Moving the academic debate on from its current focus on development to a more nuanced sociological perspective, this fresh research is a collaboration between academics in South Korea and Germany that assesses the factors shaping world-class universities as institutional social systems as well as national cultural treasures. The work explores in detail how WCUs have moved to a central position in policy circles, and how these often ambitious government policies on WCUs have been interpreted and adopted by university administrators and individual professors.
The authors provide a wealth of empirical data on universities, both world-class and aiming for WCU status, in a range of polities and continents. They compare strategies for developing WCUs in countries of the East and the West, both developing and developed.
Nations featured in the statistical purview include nine countries (Germany, France, Japan, South Korea, China, Taiwan, Malaysia, Singapore and Hong Kong SAR). The volume goes further than merely taking a snapshot of the current situation, offering detailed and considered strategies and rationales for institutionalizing and developing WCUs, particularly in Asian countries where Confucian cultural influences accord education the highest priority.

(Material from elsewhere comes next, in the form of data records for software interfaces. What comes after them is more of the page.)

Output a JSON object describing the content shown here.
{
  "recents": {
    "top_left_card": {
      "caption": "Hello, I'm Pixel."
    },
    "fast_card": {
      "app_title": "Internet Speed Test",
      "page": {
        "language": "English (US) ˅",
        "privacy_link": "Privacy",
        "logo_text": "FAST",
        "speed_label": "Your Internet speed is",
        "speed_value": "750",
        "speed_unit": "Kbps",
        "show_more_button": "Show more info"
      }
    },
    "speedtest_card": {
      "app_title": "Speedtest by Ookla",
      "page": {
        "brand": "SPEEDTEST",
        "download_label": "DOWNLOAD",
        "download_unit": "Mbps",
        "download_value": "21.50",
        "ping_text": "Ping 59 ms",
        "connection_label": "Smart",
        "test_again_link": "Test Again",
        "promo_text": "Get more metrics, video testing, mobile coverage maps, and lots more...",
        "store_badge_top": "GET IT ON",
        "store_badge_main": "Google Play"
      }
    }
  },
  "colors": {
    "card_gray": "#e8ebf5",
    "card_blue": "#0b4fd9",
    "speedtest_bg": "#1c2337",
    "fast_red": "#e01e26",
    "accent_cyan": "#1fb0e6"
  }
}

Traces the ways in which world-class universities have been realized in differing national contextsShows how governments have made WCU development a top political priorityAnalyzes the varying ways in which state policies on WCUs have been interpreted and adopted by university administrator and professorsSets out the results of a highly productive collaboration between leading researchers in higher education and sociology